• **TASK BRIEF**: Using the records provided below, locate and copy each line that contains the word "case".

Top of EXERCISE MATERIAL

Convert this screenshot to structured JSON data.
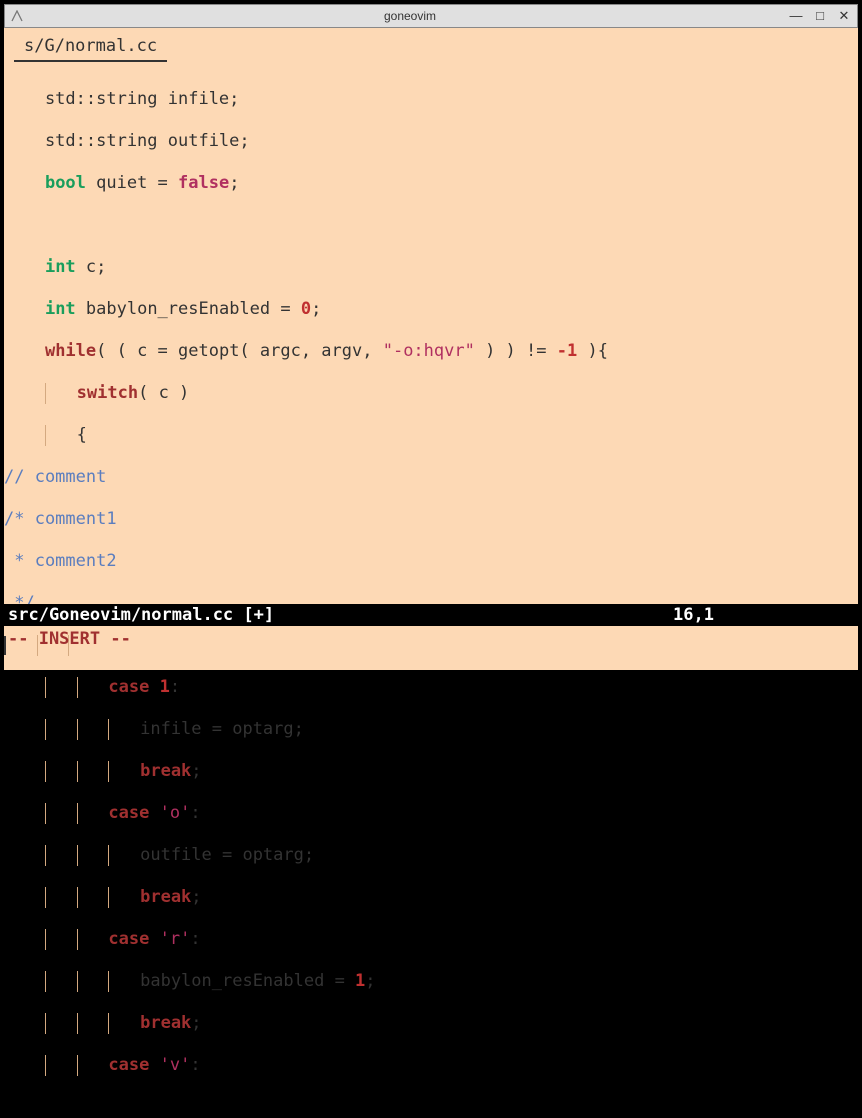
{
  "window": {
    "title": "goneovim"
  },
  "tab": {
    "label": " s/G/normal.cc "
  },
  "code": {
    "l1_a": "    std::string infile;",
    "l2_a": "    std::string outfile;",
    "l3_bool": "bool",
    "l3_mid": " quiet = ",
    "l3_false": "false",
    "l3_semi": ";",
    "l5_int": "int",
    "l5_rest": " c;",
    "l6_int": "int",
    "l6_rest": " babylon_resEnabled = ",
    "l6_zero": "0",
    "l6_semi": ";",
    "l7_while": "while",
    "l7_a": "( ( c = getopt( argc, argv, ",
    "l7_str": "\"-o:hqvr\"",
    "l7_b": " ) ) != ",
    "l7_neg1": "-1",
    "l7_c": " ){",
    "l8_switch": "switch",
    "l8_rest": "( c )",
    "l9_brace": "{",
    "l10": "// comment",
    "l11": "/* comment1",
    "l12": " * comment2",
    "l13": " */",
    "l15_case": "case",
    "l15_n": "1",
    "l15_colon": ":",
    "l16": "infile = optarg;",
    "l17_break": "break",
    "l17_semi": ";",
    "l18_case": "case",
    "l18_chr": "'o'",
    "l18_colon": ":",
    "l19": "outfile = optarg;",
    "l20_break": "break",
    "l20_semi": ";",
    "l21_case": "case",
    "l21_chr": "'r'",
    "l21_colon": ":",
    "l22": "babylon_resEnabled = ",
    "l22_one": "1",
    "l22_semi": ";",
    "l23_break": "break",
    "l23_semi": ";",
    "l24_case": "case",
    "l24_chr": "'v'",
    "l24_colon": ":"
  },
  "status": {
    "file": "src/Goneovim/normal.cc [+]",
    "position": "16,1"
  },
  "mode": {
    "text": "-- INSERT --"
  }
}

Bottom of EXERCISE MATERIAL

• **SOLUTION BELOW**:
    "l15_case": "case",
    "l18_case": "case",
    "l21_case": "case",
    "l24_case": "case",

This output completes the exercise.